[Start of Attachment]
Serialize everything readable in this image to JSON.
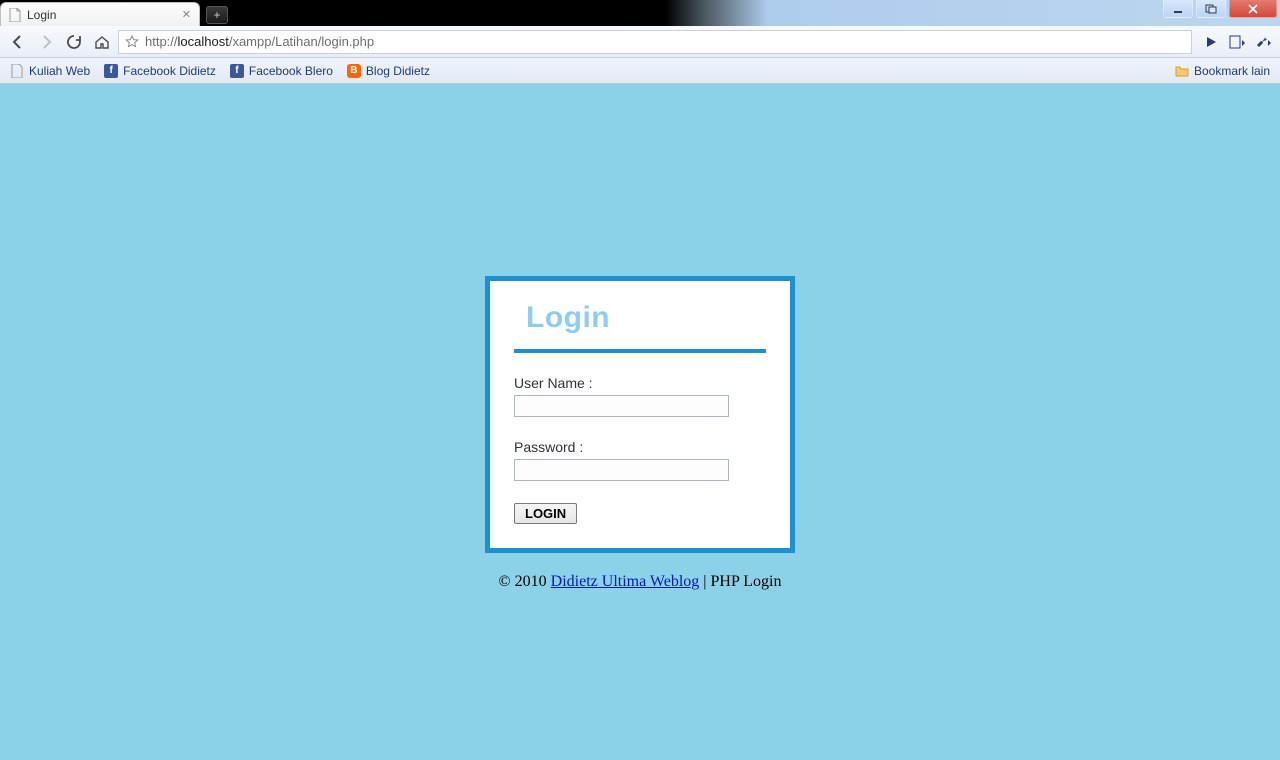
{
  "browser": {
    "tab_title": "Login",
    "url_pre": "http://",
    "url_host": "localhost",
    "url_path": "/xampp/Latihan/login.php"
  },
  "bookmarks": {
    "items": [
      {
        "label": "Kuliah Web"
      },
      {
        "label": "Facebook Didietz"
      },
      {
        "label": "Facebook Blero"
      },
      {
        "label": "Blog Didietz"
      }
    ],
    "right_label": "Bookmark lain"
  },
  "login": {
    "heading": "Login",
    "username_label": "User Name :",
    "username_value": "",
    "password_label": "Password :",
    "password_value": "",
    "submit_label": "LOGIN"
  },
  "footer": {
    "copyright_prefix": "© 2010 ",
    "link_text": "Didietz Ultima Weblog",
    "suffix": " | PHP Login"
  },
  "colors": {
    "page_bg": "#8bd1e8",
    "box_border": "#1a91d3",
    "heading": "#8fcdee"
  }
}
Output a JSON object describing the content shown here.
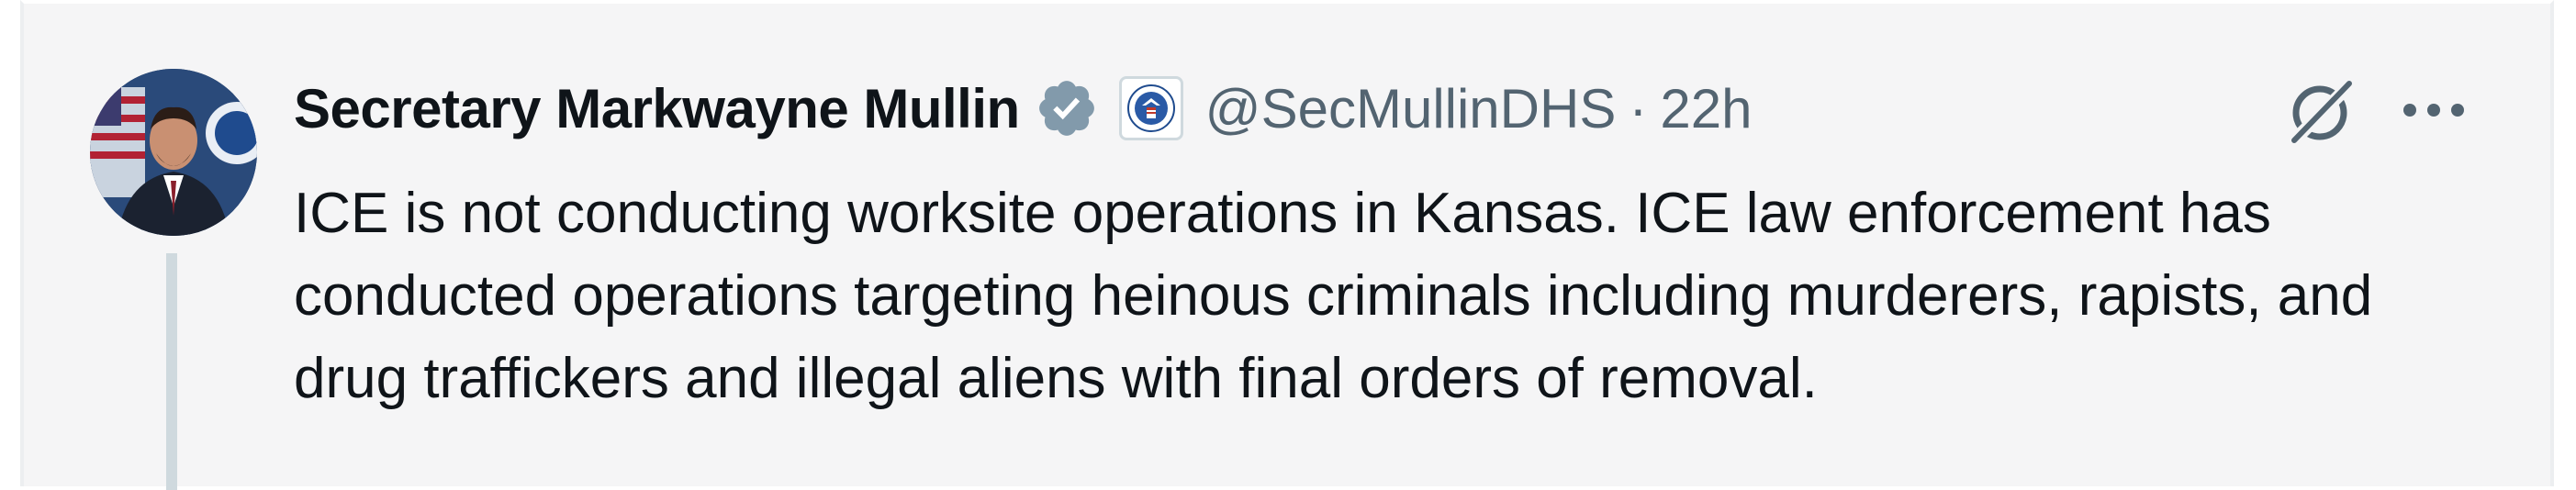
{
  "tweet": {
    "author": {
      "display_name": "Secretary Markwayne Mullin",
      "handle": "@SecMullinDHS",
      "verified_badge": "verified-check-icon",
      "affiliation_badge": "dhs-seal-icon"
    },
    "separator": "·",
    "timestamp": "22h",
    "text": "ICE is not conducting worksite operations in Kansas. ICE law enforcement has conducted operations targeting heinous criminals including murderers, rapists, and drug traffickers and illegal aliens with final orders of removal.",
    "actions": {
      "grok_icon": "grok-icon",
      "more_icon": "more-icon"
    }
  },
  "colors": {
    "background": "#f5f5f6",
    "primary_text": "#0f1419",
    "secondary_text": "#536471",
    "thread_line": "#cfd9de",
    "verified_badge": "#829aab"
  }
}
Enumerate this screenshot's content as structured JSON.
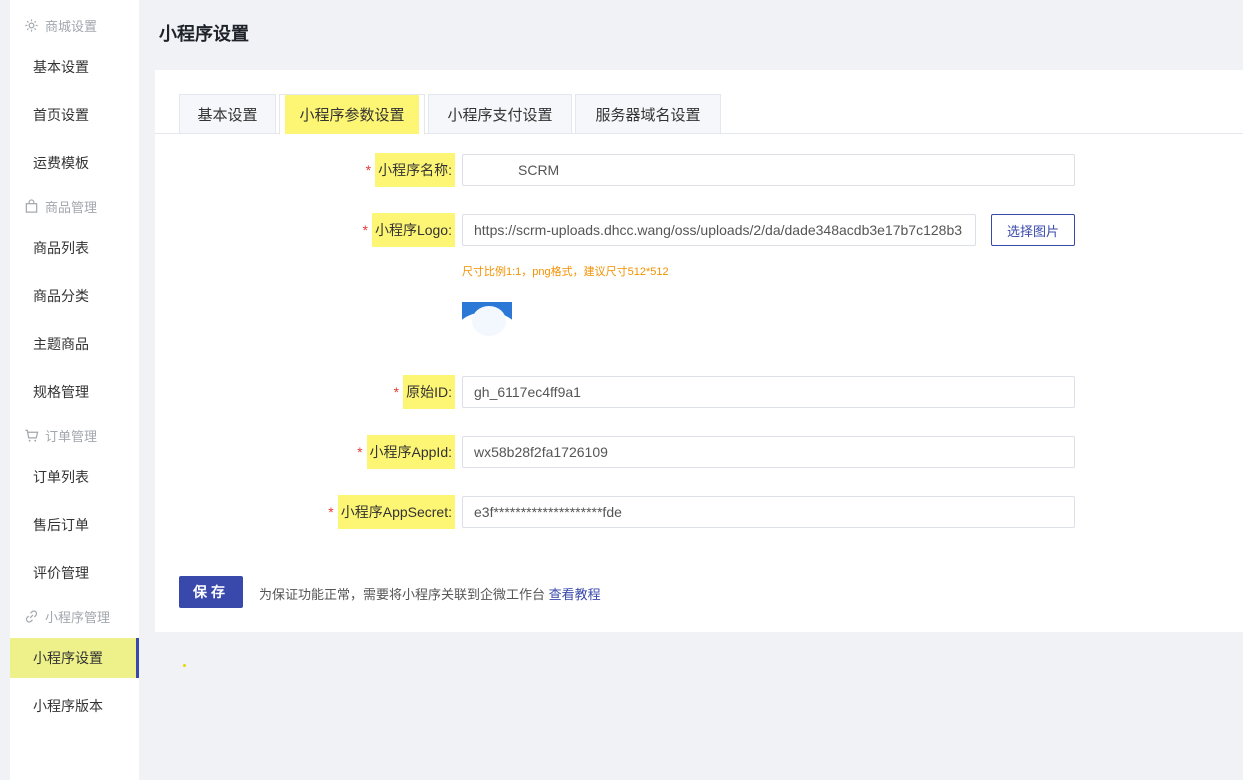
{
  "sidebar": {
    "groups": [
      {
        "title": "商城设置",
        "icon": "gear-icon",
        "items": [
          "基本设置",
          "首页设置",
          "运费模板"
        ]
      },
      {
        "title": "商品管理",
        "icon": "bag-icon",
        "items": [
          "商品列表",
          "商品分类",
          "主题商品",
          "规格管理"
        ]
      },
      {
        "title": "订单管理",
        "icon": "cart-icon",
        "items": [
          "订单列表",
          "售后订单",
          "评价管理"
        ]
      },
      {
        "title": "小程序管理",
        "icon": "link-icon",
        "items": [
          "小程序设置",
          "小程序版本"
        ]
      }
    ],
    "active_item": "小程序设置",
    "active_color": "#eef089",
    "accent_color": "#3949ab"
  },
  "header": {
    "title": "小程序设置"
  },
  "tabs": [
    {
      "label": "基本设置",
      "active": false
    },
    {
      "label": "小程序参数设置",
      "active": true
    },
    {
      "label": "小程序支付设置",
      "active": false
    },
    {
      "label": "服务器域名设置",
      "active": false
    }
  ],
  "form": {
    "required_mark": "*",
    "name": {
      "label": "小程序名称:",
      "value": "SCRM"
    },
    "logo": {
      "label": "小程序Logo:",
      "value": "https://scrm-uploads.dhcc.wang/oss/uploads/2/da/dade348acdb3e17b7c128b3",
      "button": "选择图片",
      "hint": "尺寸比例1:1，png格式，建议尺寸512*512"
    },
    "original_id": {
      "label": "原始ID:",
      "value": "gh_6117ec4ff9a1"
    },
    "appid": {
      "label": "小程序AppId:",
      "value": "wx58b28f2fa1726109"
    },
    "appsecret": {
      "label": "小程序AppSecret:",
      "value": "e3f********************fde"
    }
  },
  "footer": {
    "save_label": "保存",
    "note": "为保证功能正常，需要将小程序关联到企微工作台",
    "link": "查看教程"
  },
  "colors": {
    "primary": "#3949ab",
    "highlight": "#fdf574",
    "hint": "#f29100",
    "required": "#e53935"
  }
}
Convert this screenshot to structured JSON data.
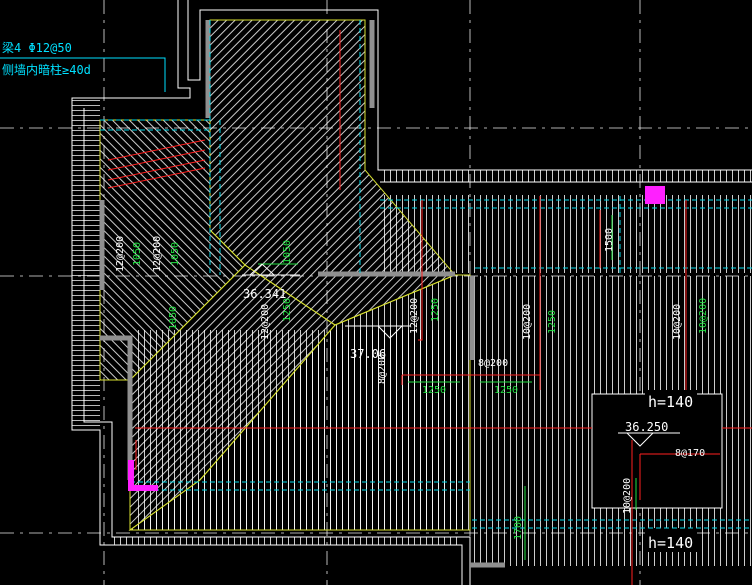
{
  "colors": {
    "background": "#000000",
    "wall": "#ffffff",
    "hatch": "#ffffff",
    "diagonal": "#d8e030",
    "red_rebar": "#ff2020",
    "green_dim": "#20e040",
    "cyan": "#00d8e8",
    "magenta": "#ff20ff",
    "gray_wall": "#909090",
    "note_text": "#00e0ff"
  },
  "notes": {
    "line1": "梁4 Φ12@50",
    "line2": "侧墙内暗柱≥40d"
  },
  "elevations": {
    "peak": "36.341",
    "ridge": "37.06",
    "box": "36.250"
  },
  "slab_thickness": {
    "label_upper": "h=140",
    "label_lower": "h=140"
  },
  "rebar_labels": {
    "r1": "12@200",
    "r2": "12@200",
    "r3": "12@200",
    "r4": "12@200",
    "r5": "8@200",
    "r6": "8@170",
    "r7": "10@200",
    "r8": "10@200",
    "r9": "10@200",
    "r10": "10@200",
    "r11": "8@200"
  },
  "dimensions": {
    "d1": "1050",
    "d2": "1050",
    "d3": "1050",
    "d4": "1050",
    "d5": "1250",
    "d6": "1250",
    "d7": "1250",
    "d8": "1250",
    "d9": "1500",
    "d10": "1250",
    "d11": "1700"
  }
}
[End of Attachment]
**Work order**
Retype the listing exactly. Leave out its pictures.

**Solution to the exercise**
Serialize everything readable in this image to JSON.
{
  "browser": {
    "tab_title": "Login",
    "url_pre": "http://",
    "url_host": "localhost",
    "url_path": "/xampp/Latihan/login.php"
  },
  "bookmarks": {
    "items": [
      {
        "label": "Kuliah Web"
      },
      {
        "label": "Facebook Didietz"
      },
      {
        "label": "Facebook Blero"
      },
      {
        "label": "Blog Didietz"
      }
    ],
    "right_label": "Bookmark lain"
  },
  "login": {
    "heading": "Login",
    "username_label": "User Name :",
    "username_value": "",
    "password_label": "Password :",
    "password_value": "",
    "submit_label": "LOGIN"
  },
  "footer": {
    "copyright_prefix": "© 2010 ",
    "link_text": "Didietz Ultima Weblog",
    "suffix": " | PHP Login"
  },
  "colors": {
    "page_bg": "#8bd1e8",
    "box_border": "#1a91d3",
    "heading": "#8fcdee"
  }
}
Output a JSON object describing the content shown here.
{
  "tweet": {
    "author": {
      "display_name": "Secretary Markwayne Mullin",
      "handle": "@SecMullinDHS",
      "verified_badge": "verified-check-icon",
      "affiliation_badge": "dhs-seal-icon"
    },
    "separator": "·",
    "timestamp": "22h",
    "text": "ICE is not conducting worksite operations in Kansas. ICE law enforcement has conducted operations targeting heinous criminals including murderers, rapists, and drug traffickers and illegal aliens with final orders of removal.",
    "actions": {
      "grok_icon": "grok-icon",
      "more_icon": "more-icon"
    }
  },
  "colors": {
    "background": "#f5f5f6",
    "primary_text": "#0f1419",
    "secondary_text": "#536471",
    "thread_line": "#cfd9de",
    "verified_badge": "#829aab"
  }
}
Enumerate this screenshot's content as structured JSON.
{
  "sidebar": {
    "groups": [
      {
        "title": "商城设置",
        "icon": "gear-icon",
        "items": [
          "基本设置",
          "首页设置",
          "运费模板"
        ]
      },
      {
        "title": "商品管理",
        "icon": "bag-icon",
        "items": [
          "商品列表",
          "商品分类",
          "主题商品",
          "规格管理"
        ]
      },
      {
        "title": "订单管理",
        "icon": "cart-icon",
        "items": [
          "订单列表",
          "售后订单",
          "评价管理"
        ]
      },
      {
        "title": "小程序管理",
        "icon": "link-icon",
        "items": [
          "小程序设置",
          "小程序版本"
        ]
      }
    ],
    "active_item": "小程序设置",
    "active_color": "#eef089",
    "accent_color": "#3949ab"
  },
  "header": {
    "title": "小程序设置"
  },
  "tabs": [
    {
      "label": "基本设置",
      "active": false
    },
    {
      "label": "小程序参数设置",
      "active": true
    },
    {
      "label": "小程序支付设置",
      "active": false
    },
    {
      "label": "服务器域名设置",
      "active": false
    }
  ],
  "form": {
    "required_mark": "*",
    "name": {
      "label": "小程序名称:",
      "value": "SCRM"
    },
    "logo": {
      "label": "小程序Logo:",
      "value": "https://scrm-uploads.dhcc.wang/oss/uploads/2/da/dade348acdb3e17b7c128b3",
      "button": "选择图片",
      "hint": "尺寸比例1:1，png格式，建议尺寸512*512"
    },
    "original_id": {
      "label": "原始ID:",
      "value": "gh_6117ec4ff9a1"
    },
    "appid": {
      "label": "小程序AppId:",
      "value": "wx58b28f2fa1726109"
    },
    "appsecret": {
      "label": "小程序AppSecret:",
      "value": "e3f********************fde"
    }
  },
  "footer": {
    "save_label": "保存",
    "note": "为保证功能正常，需要将小程序关联到企微工作台",
    "link": "查看教程"
  },
  "colors": {
    "primary": "#3949ab",
    "highlight": "#fdf574",
    "hint": "#f29100",
    "required": "#e53935"
  }
}
Convert this screenshot to structured JSON data.
{
  "colors": {
    "background": "#000000",
    "wall": "#ffffff",
    "hatch": "#ffffff",
    "diagonal": "#d8e030",
    "red_rebar": "#ff2020",
    "green_dim": "#20e040",
    "cyan": "#00d8e8",
    "magenta": "#ff20ff",
    "gray_wall": "#909090",
    "note_text": "#00e0ff"
  },
  "notes": {
    "line1": "梁4 Φ12@50",
    "line2": "侧墙内暗柱≥40d"
  },
  "elevations": {
    "peak": "36.341",
    "ridge": "37.06",
    "box": "36.250"
  },
  "slab_thickness": {
    "label_upper": "h=140",
    "label_lower": "h=140"
  },
  "rebar_labels": {
    "r1": "12@200",
    "r2": "12@200",
    "r3": "12@200",
    "r4": "12@200",
    "r5": "8@200",
    "r6": "8@170",
    "r7": "10@200",
    "r8": "10@200",
    "r9": "10@200",
    "r10": "10@200",
    "r11": "8@200"
  },
  "dimensions": {
    "d1": "1050",
    "d2": "1050",
    "d3": "1050",
    "d4": "1050",
    "d5": "1250",
    "d6": "1250",
    "d7": "1250",
    "d8": "1250",
    "d9": "1500",
    "d10": "1250",
    "d11": "1700"
  }
}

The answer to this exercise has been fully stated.